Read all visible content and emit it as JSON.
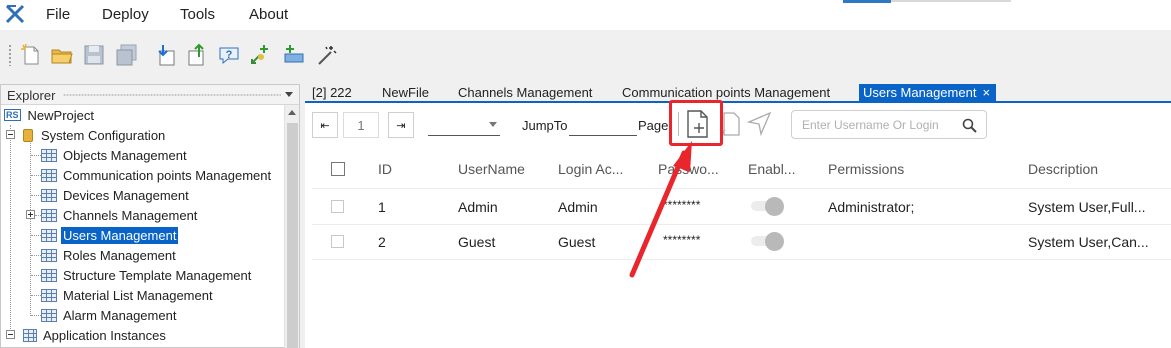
{
  "menu": [
    "File",
    "Deploy",
    "Tools",
    "About"
  ],
  "colors": {
    "accent": "#0a64c8",
    "highlight": "#e8262b"
  },
  "toolbar_icons": [
    "new-file-icon",
    "open-folder-icon",
    "save-icon",
    "save-all-icon",
    "import-icon",
    "export-icon",
    "help-icon",
    "add-device-icon",
    "add-item-icon",
    "magic-wand-icon"
  ],
  "explorer": {
    "title": "Explorer",
    "project_badge": "RS",
    "project": "NewProject",
    "system_config": "System Configuration",
    "items": [
      "Objects Management",
      "Communication points Management",
      "Devices Management",
      "Channels Management",
      "Users Management",
      "Roles Management",
      "Structure Template Management",
      "Material List Management",
      "Alarm Management"
    ],
    "app_instances": "Application Instances"
  },
  "tabs": [
    "[2] 222",
    "NewFile",
    "Channels Management",
    "Communication points Management",
    "Users Management"
  ],
  "tab_close": "×",
  "pager": {
    "first": "⇤",
    "page": "1",
    "last": "⇥",
    "jump_label": "JumpTo",
    "page_label": "Page"
  },
  "search": {
    "placeholder": "Enter Username Or Login"
  },
  "table": {
    "headers": [
      "ID",
      "UserName",
      "Login Ac...",
      "Passwo...",
      "Enabl...",
      "Permissions",
      "Description"
    ],
    "rows": [
      {
        "id": "1",
        "username": "Admin",
        "login": "Admin",
        "password": "********",
        "enabled": false,
        "permissions": "Administrator;",
        "description": "System User,Full..."
      },
      {
        "id": "2",
        "username": "Guest",
        "login": "Guest",
        "password": "********",
        "enabled": false,
        "permissions": "",
        "description": "System User,Can..."
      }
    ]
  }
}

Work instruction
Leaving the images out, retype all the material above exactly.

Solution to this exercise
Read all visible content and emit it as JSON.
{
  "menu": [
    "File",
    "Deploy",
    "Tools",
    "About"
  ],
  "colors": {
    "accent": "#0a64c8",
    "highlight": "#e8262b"
  },
  "toolbar_icons": [
    "new-file-icon",
    "open-folder-icon",
    "save-icon",
    "save-all-icon",
    "import-icon",
    "export-icon",
    "help-icon",
    "add-device-icon",
    "add-item-icon",
    "magic-wand-icon"
  ],
  "explorer": {
    "title": "Explorer",
    "project_badge": "RS",
    "project": "NewProject",
    "system_config": "System Configuration",
    "items": [
      "Objects Management",
      "Communication points Management",
      "Devices Management",
      "Channels Management",
      "Users Management",
      "Roles Management",
      "Structure Template Management",
      "Material List Management",
      "Alarm Management"
    ],
    "app_instances": "Application Instances"
  },
  "tabs": [
    "[2] 222",
    "NewFile",
    "Channels Management",
    "Communication points Management",
    "Users Management"
  ],
  "tab_close": "×",
  "pager": {
    "first": "⇤",
    "page": "1",
    "last": "⇥",
    "jump_label": "JumpTo",
    "page_label": "Page"
  },
  "search": {
    "placeholder": "Enter Username Or Login"
  },
  "table": {
    "headers": [
      "ID",
      "UserName",
      "Login Ac...",
      "Passwo...",
      "Enabl...",
      "Permissions",
      "Description"
    ],
    "rows": [
      {
        "id": "1",
        "username": "Admin",
        "login": "Admin",
        "password": "********",
        "enabled": false,
        "permissions": "Administrator;",
        "description": "System User,Full..."
      },
      {
        "id": "2",
        "username": "Guest",
        "login": "Guest",
        "password": "********",
        "enabled": false,
        "permissions": "",
        "description": "System User,Can..."
      }
    ]
  }
}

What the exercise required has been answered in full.